My mother, Cécile Nobrega, who has died aged 94, was an accomplished classical composer (her piece Twilight has been sung by many national choirs), poet, sculptor and educator.
In the 1990s, she started a charitable organisation, the Bronze Woman Project, with the aim of raising a public monument to womanhood. It took its name from a poem she had written about motherhood. After years of planning and fundraising, in 2008, a 10ft statue of a mother and child, sculpted by Aleix Barbat, representing women, particularly those from the developing world and the descendants of slaves, was erected in Stockwell Gardens, south-west London.
Though anonymous, it is the first statue of a black woman in Britain, and was unveiled in time to celebrate the 200th anniversary of the abolition of the slave trade, and the 60th anniversary of the arrival of the first Caribbean immigrants to Britain on the Windrush.
Cécile was born in Georgetown, Guyana, daughter of Canon WA Burgan and his wife Imelda, and was a gifted child who wrote music and poetry from an early age. In 1942 she married Romeo Nobrega. She trained as a teacher and started two schools, a kindergarten and a vocational school for teenage girls. She won several awards for her music and wrote plays, one of which, Stabroek Fantasy (1956), set in the Stabroek market of Georgetown, had record runs in Guyana and was adapted as Carib Gold for a Jamaican pantomime.
In 1969, after losing an employment case against the Guyana government at the Privy Council (which remains a point of reference in employment law), Cecile emigrated to the UK. She retrained at Hockerill College, Hertfordshire, to teach music, art and language through drama, and worked in Hertfordshire and Brent, north London. She was active in the National Union of Teachers and in the adult literacy programme, and campaigned against placing misunderstood children, often those from ethnic minorities, in ESN (Educationally Subnormal) schools.
She also joined the writers' group PEN, the International Alliance of Women and the Commonwealth Countries League, which gave her the opportunity to travel and meet like-minded influential women. At conferences of the IAW in New York, Kenya, Greece, Japan and India, she expounded the need for some monumental recognition of womanhood. After Romeo's death in 1994, she threw her energies into her quest for this monument.

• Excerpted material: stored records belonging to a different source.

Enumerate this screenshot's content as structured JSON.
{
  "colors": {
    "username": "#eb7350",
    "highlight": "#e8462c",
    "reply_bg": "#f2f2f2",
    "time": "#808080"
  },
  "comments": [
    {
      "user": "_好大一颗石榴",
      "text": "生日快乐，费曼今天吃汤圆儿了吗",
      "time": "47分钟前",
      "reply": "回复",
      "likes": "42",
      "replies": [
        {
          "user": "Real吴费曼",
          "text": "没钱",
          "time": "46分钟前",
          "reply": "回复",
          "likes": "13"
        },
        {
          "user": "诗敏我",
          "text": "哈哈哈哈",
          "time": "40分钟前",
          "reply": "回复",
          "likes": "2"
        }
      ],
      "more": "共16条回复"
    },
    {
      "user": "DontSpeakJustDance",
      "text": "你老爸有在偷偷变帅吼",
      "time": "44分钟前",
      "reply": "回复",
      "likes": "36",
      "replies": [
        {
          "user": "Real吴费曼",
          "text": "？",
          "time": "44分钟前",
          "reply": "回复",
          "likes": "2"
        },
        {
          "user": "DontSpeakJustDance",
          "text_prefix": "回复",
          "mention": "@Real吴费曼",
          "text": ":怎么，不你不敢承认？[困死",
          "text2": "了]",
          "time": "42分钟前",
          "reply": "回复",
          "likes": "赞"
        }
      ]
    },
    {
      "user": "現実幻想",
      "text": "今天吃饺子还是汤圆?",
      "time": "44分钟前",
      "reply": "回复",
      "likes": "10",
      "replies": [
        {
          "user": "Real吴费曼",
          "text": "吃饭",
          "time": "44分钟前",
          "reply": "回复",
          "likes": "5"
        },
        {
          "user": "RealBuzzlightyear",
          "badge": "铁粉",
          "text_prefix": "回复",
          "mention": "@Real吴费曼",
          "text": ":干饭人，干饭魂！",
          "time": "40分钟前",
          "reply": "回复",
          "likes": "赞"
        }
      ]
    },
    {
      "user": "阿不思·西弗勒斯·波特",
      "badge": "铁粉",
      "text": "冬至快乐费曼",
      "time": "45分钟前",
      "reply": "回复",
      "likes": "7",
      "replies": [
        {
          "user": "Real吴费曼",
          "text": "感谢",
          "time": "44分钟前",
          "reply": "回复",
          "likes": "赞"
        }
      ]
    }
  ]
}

With the Bronze Woman statue in place, Cécile slowed down, but did not stop. She gave up driving, the computer and the piano, but remained active with Lambeth Pensioners, and practised tai chi.
Cécile is survived by three children, Keith, Eve and me, three grandchildren and six great-grandchildren.